What is needed
The expected output is each entry, given again exactly.

┄┄┄┄┄┄┄┄┄┄┄┄┄┄┄┄┄┄┄┄

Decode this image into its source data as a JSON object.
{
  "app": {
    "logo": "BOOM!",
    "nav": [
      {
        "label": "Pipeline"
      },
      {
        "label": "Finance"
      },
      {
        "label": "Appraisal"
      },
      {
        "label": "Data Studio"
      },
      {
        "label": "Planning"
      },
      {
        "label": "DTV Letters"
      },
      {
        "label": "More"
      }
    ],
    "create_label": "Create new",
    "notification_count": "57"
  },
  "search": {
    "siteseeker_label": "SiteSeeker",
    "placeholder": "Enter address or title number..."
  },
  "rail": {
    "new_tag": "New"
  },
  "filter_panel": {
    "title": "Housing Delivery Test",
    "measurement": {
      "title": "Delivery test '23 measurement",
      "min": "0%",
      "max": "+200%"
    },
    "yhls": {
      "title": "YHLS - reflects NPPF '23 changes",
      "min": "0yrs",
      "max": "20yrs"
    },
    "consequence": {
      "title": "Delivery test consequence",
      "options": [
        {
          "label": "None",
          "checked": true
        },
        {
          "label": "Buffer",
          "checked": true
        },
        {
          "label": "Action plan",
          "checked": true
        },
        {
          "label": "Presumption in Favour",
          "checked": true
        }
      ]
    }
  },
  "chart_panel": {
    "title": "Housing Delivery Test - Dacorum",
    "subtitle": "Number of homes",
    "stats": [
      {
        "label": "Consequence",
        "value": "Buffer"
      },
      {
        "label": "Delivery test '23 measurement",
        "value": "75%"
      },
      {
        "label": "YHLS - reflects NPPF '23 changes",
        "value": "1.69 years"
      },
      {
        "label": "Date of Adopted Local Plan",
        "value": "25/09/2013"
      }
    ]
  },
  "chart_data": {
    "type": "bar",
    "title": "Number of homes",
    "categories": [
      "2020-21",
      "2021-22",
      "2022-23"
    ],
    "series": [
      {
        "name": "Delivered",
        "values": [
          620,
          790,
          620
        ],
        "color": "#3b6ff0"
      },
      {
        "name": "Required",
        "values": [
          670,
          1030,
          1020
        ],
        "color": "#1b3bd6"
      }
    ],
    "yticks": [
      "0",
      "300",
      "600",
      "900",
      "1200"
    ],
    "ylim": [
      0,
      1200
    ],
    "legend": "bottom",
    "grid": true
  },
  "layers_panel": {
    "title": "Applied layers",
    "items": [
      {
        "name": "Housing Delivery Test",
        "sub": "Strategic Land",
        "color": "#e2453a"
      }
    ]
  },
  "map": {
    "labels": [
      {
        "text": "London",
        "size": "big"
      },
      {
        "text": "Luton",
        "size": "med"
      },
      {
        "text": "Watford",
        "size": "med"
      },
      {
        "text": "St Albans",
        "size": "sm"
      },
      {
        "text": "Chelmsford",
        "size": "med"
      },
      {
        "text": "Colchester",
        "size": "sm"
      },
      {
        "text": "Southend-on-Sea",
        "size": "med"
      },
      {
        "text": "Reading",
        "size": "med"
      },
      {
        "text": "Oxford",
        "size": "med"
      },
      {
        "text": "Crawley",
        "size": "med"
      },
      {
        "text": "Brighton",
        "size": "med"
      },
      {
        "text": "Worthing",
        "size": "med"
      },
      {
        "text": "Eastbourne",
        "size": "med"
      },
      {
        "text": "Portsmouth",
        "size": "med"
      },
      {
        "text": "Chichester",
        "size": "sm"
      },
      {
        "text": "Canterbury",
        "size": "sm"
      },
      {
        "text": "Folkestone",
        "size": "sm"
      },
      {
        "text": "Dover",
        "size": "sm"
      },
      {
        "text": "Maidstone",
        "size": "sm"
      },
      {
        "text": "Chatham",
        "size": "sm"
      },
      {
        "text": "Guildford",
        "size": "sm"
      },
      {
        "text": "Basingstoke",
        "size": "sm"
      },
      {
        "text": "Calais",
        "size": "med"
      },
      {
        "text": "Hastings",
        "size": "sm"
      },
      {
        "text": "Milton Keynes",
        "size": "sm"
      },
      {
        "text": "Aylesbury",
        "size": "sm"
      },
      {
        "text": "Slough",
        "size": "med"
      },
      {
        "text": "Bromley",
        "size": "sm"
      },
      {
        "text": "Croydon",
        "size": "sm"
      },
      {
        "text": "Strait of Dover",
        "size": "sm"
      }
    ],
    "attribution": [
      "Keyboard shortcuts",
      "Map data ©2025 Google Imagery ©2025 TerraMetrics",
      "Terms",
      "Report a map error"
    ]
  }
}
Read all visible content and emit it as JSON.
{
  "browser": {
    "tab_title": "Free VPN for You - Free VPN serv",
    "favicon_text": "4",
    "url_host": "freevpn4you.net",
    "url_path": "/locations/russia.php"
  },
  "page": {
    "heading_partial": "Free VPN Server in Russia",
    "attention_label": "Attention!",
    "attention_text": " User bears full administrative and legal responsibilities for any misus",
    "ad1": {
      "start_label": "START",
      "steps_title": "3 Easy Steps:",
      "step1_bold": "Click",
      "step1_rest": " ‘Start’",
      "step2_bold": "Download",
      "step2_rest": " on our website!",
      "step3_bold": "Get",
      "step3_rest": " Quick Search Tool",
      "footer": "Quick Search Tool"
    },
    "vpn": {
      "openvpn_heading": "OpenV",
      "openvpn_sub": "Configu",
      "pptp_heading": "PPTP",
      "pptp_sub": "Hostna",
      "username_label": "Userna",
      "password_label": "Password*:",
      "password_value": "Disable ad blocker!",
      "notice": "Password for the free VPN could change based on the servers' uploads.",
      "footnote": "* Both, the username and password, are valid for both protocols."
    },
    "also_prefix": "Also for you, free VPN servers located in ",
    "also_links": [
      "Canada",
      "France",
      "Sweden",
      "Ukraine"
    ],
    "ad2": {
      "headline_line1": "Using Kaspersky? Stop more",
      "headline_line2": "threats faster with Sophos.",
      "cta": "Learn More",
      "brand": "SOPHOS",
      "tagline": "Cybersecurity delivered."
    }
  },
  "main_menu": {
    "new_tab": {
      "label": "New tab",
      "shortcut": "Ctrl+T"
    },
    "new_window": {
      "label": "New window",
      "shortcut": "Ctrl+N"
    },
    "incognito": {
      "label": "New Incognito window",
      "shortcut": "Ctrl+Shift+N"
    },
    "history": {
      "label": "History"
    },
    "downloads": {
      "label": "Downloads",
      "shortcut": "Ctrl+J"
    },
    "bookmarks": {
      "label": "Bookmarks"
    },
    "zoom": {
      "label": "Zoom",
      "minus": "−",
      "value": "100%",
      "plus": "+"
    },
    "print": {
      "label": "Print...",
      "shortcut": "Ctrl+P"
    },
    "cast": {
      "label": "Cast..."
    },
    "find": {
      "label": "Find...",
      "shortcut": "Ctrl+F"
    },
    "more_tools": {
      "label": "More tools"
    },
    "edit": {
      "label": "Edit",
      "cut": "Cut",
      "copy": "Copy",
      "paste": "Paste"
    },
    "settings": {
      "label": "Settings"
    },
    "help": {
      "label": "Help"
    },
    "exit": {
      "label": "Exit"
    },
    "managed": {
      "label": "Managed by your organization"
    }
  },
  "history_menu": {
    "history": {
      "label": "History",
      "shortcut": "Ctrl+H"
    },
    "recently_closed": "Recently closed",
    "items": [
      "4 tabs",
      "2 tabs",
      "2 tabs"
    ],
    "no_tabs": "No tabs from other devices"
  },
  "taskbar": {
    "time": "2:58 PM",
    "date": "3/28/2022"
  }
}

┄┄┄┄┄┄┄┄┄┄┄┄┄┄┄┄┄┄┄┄

Solution to the exercise
Decode this image into its source data as a JSON object.
{
  "app": {
    "logo": "BOOM!",
    "nav": [
      {
        "label": "Pipeline"
      },
      {
        "label": "Finance"
      },
      {
        "label": "Appraisal"
      },
      {
        "label": "Data Studio"
      },
      {
        "label": "Planning"
      },
      {
        "label": "DTV Letters"
      },
      {
        "label": "More"
      }
    ],
    "create_label": "Create new",
    "notification_count": "57"
  },
  "search": {
    "siteseeker_label": "SiteSeeker",
    "placeholder": "Enter address or title number..."
  },
  "rail": {
    "new_tag": "New"
  },
  "filter_panel": {
    "title": "Housing Delivery Test",
    "measurement": {
      "title": "Delivery test '23 measurement",
      "min": "0%",
      "max": "+200%"
    },
    "yhls": {
      "title": "YHLS - reflects NPPF '23 changes",
      "min": "0yrs",
      "max": "20yrs"
    },
    "consequence": {
      "title": "Delivery test consequence",
      "options": [
        {
          "label": "None",
          "checked": true
        },
        {
          "label": "Buffer",
          "checked": true
        },
        {
          "label": "Action plan",
          "checked": true
        },
        {
          "label": "Presumption in Favour",
          "checked": true
        }
      ]
    }
  },
  "chart_panel": {
    "title": "Housing Delivery Test - Dacorum",
    "subtitle": "Number of homes",
    "stats": [
      {
        "label": "Consequence",
        "value": "Buffer"
      },
      {
        "label": "Delivery test '23 measurement",
        "value": "75%"
      },
      {
        "label": "YHLS - reflects NPPF '23 changes",
        "value": "1.69 years"
      },
      {
        "label": "Date of Adopted Local Plan",
        "value": "25/09/2013"
      }
    ]
  },
  "chart_data": {
    "type": "bar",
    "title": "Number of homes",
    "categories": [
      "2020-21",
      "2021-22",
      "2022-23"
    ],
    "series": [
      {
        "name": "Delivered",
        "values": [
          620,
          790,
          620
        ],
        "color": "#3b6ff0"
      },
      {
        "name": "Required",
        "values": [
          670,
          1030,
          1020
        ],
        "color": "#1b3bd6"
      }
    ],
    "yticks": [
      "0",
      "300",
      "600",
      "900",
      "1200"
    ],
    "ylim": [
      0,
      1200
    ],
    "legend": "bottom",
    "grid": true
  },
  "layers_panel": {
    "title": "Applied layers",
    "items": [
      {
        "name": "Housing Delivery Test",
        "sub": "Strategic Land",
        "color": "#e2453a"
      }
    ]
  },
  "map": {
    "labels": [
      {
        "text": "London",
        "size": "big"
      },
      {
        "text": "Luton",
        "size": "med"
      },
      {
        "text": "Watford",
        "size": "med"
      },
      {
        "text": "St Albans",
        "size": "sm"
      },
      {
        "text": "Chelmsford",
        "size": "med"
      },
      {
        "text": "Colchester",
        "size": "sm"
      },
      {
        "text": "Southend-on-Sea",
        "size": "med"
      },
      {
        "text": "Reading",
        "size": "med"
      },
      {
        "text": "Oxford",
        "size": "med"
      },
      {
        "text": "Crawley",
        "size": "med"
      },
      {
        "text": "Brighton",
        "size": "med"
      },
      {
        "text": "Worthing",
        "size": "med"
      },
      {
        "text": "Eastbourne",
        "size": "med"
      },
      {
        "text": "Portsmouth",
        "size": "med"
      },
      {
        "text": "Chichester",
        "size": "sm"
      },
      {
        "text": "Canterbury",
        "size": "sm"
      },
      {
        "text": "Folkestone",
        "size": "sm"
      },
      {
        "text": "Dover",
        "size": "sm"
      },
      {
        "text": "Maidstone",
        "size": "sm"
      },
      {
        "text": "Chatham",
        "size": "sm"
      },
      {
        "text": "Guildford",
        "size": "sm"
      },
      {
        "text": "Basingstoke",
        "size": "sm"
      },
      {
        "text": "Calais",
        "size": "med"
      },
      {
        "text": "Hastings",
        "size": "sm"
      },
      {
        "text": "Milton Keynes",
        "size": "sm"
      },
      {
        "text": "Aylesbury",
        "size": "sm"
      },
      {
        "text": "Slough",
        "size": "med"
      },
      {
        "text": "Bromley",
        "size": "sm"
      },
      {
        "text": "Croydon",
        "size": "sm"
      },
      {
        "text": "Strait of Dover",
        "size": "sm"
      }
    ],
    "attribution": [
      "Keyboard shortcuts",
      "Map data ©2025 Google Imagery ©2025 TerraMetrics",
      "Terms",
      "Report a map error"
    ]
  }
}
Read all visible content and emit it as JSON.
{
  "browser": {
    "tab_title": "Free VPN for You - Free VPN serv",
    "favicon_text": "4",
    "url_host": "freevpn4you.net",
    "url_path": "/locations/russia.php"
  },
  "page": {
    "heading_partial": "Free VPN Server in Russia",
    "attention_label": "Attention!",
    "attention_text": " User bears full administrative and legal responsibilities for any misus",
    "ad1": {
      "start_label": "START",
      "steps_title": "3 Easy Steps:",
      "step1_bold": "Click",
      "step1_rest": " ‘Start’",
      "step2_bold": "Download",
      "step2_rest": " on our website!",
      "step3_bold": "Get",
      "step3_rest": " Quick Search Tool",
      "footer": "Quick Search Tool"
    },
    "vpn": {
      "openvpn_heading": "OpenV",
      "openvpn_sub": "Configu",
      "pptp_heading": "PPTP",
      "pptp_sub": "Hostna",
      "username_label": "Userna",
      "password_label": "Password*:",
      "password_value": "Disable ad blocker!",
      "notice": "Password for the free VPN could change based on the servers' uploads.",
      "footnote": "* Both, the username and password, are valid for both protocols."
    },
    "also_prefix": "Also for you, free VPN servers located in ",
    "also_links": [
      "Canada",
      "France",
      "Sweden",
      "Ukraine"
    ],
    "ad2": {
      "headline_line1": "Using Kaspersky? Stop more",
      "headline_line2": "threats faster with Sophos.",
      "cta": "Learn More",
      "brand": "SOPHOS",
      "tagline": "Cybersecurity delivered."
    }
  },
  "main_menu": {
    "new_tab": {
      "label": "New tab",
      "shortcut": "Ctrl+T"
    },
    "new_window": {
      "label": "New window",
      "shortcut": "Ctrl+N"
    },
    "incognito": {
      "label": "New Incognito window",
      "shortcut": "Ctrl+Shift+N"
    },
    "history": {
      "label": "History"
    },
    "downloads": {
      "label": "Downloads",
      "shortcut": "Ctrl+J"
    },
    "bookmarks": {
      "label": "Bookmarks"
    },
    "zoom": {
      "label": "Zoom",
      "minus": "−",
      "value": "100%",
      "plus": "+"
    },
    "print": {
      "label": "Print...",
      "shortcut": "Ctrl+P"
    },
    "cast": {
      "label": "Cast..."
    },
    "find": {
      "label": "Find...",
      "shortcut": "Ctrl+F"
    },
    "more_tools": {
      "label": "More tools"
    },
    "edit": {
      "label": "Edit",
      "cut": "Cut",
      "copy": "Copy",
      "paste": "Paste"
    },
    "settings": {
      "label": "Settings"
    },
    "help": {
      "label": "Help"
    },
    "exit": {
      "label": "Exit"
    },
    "managed": {
      "label": "Managed by your organization"
    }
  },
  "history_menu": {
    "history": {
      "label": "History",
      "shortcut": "Ctrl+H"
    },
    "recently_closed": "Recently closed",
    "items": [
      "4 tabs",
      "2 tabs",
      "2 tabs"
    ],
    "no_tabs": "No tabs from other devices"
  },
  "taskbar": {
    "time": "2:58 PM",
    "date": "3/28/2022"
  }
}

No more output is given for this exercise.